The letters were written following the publication of an article by Prof. Sheila Bird, which described how the government has consistently refused to provide clear or complete information on British casualties.
The first of the letters published this week is from the Defence Medical Services and discusses the way that information on injuries is used to improve treatment and counter measures. The letter, however, fails to address in any way the failure of the government to provide honest information on casualties to the British people.
The second letter supports the article by Prof Bird and confirms that the data does indeed exist that would allow the MOD to provide the requested information.
"The reason given at the time for not compiling or making available the data for analysis was that the cost would exceed the £600 fee specified under section 12 of the Freedom of Information Act. Clearly, extracting and summarising such data would require a lot of work, but in light of the arguments outlined by Bird, the cost-effectiveness of the Ministry of Defence's decision surely has to be questioned.
The same communication indicated that, since February, 2003, there had been 2762 medical evacuations from Iraq and that 790 of these had involved UK military personnel. The reasons for medical evacuation included “injuries sustained as a result of hostile actions, accidents and other incidents”. Further information published online by the Ministry of Defence reveals that about 1200 additional medical evacuations had occurred during 2005."

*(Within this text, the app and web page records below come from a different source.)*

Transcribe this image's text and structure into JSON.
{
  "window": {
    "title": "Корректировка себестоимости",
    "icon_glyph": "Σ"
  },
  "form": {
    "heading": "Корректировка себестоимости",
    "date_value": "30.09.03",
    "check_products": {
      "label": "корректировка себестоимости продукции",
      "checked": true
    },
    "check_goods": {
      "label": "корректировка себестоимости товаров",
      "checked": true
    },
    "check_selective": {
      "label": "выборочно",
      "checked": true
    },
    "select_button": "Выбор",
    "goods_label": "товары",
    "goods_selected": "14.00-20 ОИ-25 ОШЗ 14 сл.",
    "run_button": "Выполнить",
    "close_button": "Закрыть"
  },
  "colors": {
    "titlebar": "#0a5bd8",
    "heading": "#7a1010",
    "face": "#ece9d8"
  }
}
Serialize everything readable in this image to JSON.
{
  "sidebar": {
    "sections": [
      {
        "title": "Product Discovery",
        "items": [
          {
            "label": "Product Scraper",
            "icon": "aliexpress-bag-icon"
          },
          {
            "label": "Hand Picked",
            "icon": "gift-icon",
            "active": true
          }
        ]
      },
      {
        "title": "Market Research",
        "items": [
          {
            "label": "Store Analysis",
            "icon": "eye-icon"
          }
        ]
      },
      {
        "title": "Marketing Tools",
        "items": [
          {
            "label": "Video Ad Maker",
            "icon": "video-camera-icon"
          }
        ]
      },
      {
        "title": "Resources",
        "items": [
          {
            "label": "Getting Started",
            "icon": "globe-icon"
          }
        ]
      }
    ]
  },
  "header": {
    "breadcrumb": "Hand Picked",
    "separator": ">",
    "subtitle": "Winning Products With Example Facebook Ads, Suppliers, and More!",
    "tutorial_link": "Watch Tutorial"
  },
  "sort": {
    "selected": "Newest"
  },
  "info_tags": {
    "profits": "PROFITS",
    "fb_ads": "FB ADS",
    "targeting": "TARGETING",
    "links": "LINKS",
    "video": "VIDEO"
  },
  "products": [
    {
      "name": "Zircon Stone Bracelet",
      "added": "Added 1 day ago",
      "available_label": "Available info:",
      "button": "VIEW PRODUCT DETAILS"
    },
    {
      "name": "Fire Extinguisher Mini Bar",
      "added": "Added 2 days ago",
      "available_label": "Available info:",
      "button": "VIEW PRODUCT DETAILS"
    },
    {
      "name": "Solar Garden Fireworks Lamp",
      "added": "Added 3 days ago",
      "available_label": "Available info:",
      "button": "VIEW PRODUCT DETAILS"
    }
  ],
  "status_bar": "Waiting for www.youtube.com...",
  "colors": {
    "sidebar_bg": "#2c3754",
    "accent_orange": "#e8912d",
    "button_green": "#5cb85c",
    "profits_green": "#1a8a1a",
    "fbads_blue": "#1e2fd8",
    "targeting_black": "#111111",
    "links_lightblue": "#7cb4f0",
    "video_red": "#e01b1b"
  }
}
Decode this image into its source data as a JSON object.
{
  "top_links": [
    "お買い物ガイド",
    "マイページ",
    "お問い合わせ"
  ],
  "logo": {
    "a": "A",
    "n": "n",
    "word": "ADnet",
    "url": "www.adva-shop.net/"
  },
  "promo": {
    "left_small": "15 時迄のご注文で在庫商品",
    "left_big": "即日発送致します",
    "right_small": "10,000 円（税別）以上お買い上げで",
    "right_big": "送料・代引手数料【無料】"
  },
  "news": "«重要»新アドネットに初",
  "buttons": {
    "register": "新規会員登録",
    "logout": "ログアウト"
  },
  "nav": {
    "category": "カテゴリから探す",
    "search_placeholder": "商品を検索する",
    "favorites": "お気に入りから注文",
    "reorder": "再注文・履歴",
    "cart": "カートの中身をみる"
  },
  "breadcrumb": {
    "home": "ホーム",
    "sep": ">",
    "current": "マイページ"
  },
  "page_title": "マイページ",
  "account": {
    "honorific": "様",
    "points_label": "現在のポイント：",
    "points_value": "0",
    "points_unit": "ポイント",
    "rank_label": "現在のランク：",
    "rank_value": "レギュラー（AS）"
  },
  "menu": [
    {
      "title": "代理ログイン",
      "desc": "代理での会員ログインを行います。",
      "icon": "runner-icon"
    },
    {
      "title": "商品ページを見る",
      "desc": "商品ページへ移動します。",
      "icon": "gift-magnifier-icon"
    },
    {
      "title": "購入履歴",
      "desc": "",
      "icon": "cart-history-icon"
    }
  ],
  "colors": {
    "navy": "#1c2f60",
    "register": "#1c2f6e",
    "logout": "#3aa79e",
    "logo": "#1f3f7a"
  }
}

"Until there is a change in policy and practice within the Ministry of Defence, we can only deal in informed guesswork in the assessment of the public-health effect of the war on people serving in the British military. As argued by Bird, we owe them more than this."